# [DATASET RECORDS]
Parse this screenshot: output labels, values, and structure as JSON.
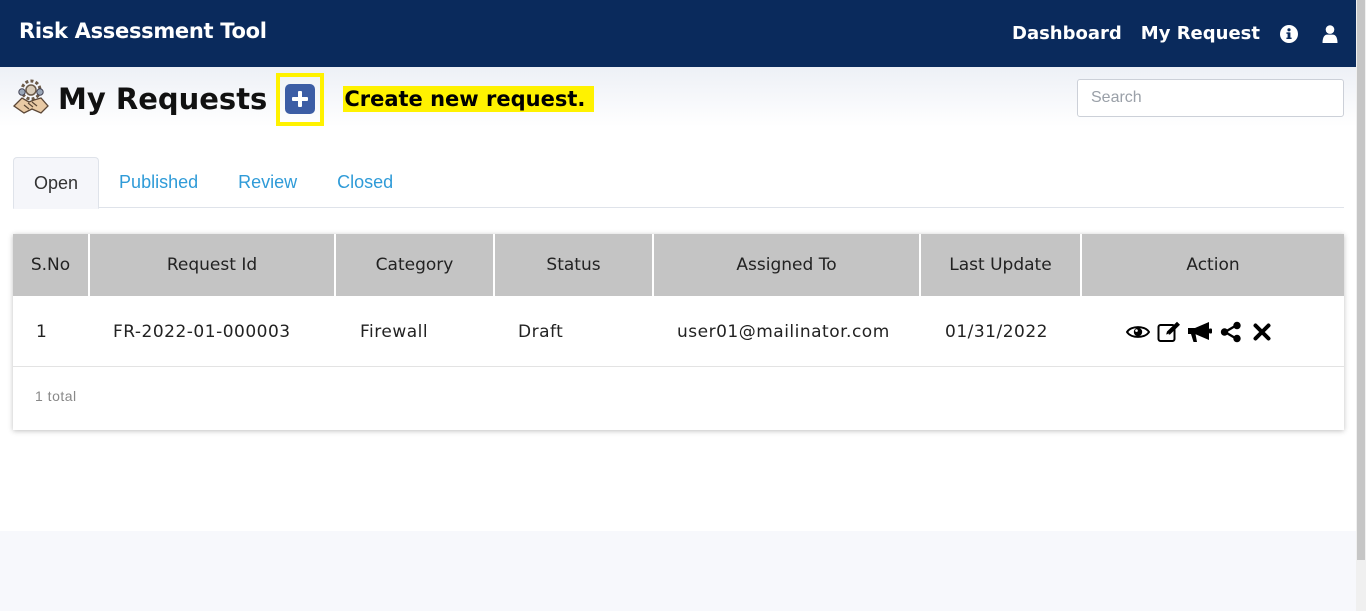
{
  "navbar": {
    "brand": "Risk Assessment Tool",
    "links": [
      "Dashboard",
      "My Request"
    ],
    "icons": [
      "info-icon",
      "user-icon"
    ],
    "background": "#0a2a5c"
  },
  "page": {
    "title": "My Requests",
    "title_icon": "handshake-gears-icon",
    "add_icon": "plus-square-icon",
    "highlight_text": "Create new request.",
    "search_placeholder": "Search"
  },
  "tabs": [
    {
      "label": "Open",
      "active": true
    },
    {
      "label": "Published",
      "active": false
    },
    {
      "label": "Review",
      "active": false
    },
    {
      "label": "Closed",
      "active": false
    }
  ],
  "table": {
    "columns": [
      "S.No",
      "Request Id",
      "Category",
      "Status",
      "Assigned To",
      "Last Update",
      "Action"
    ],
    "rows": [
      {
        "sno": "1",
        "request_id": "FR-2022-01-000003",
        "category": "Firewall",
        "status": "Draft",
        "assigned_to": "user01@mailinator.com",
        "last_update": "01/31/2022",
        "actions": [
          "eye-icon",
          "edit-icon",
          "megaphone-icon",
          "share-icon",
          "close-icon"
        ]
      }
    ],
    "total_text": "1 total"
  },
  "colors": {
    "accent": "#2f9bd8",
    "highlight": "#fff200",
    "add_button": "#3c5da5",
    "header_row": "#c4c4c4"
  }
}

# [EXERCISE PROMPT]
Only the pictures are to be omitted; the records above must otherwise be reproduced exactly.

# [SOLUTION]
Parse this screenshot: output labels, values, and structure as JSON.
{
  "navbar": {
    "brand": "Risk Assessment Tool",
    "links": [
      "Dashboard",
      "My Request"
    ],
    "icons": [
      "info-icon",
      "user-icon"
    ],
    "background": "#0a2a5c"
  },
  "page": {
    "title": "My Requests",
    "title_icon": "handshake-gears-icon",
    "add_icon": "plus-square-icon",
    "highlight_text": "Create new request.",
    "search_placeholder": "Search"
  },
  "tabs": [
    {
      "label": "Open",
      "active": true
    },
    {
      "label": "Published",
      "active": false
    },
    {
      "label": "Review",
      "active": false
    },
    {
      "label": "Closed",
      "active": false
    }
  ],
  "table": {
    "columns": [
      "S.No",
      "Request Id",
      "Category",
      "Status",
      "Assigned To",
      "Last Update",
      "Action"
    ],
    "rows": [
      {
        "sno": "1",
        "request_id": "FR-2022-01-000003",
        "category": "Firewall",
        "status": "Draft",
        "assigned_to": "user01@mailinator.com",
        "last_update": "01/31/2022",
        "actions": [
          "eye-icon",
          "edit-icon",
          "megaphone-icon",
          "share-icon",
          "close-icon"
        ]
      }
    ],
    "total_text": "1 total"
  },
  "colors": {
    "accent": "#2f9bd8",
    "highlight": "#fff200",
    "add_button": "#3c5da5",
    "header_row": "#c4c4c4"
  }
}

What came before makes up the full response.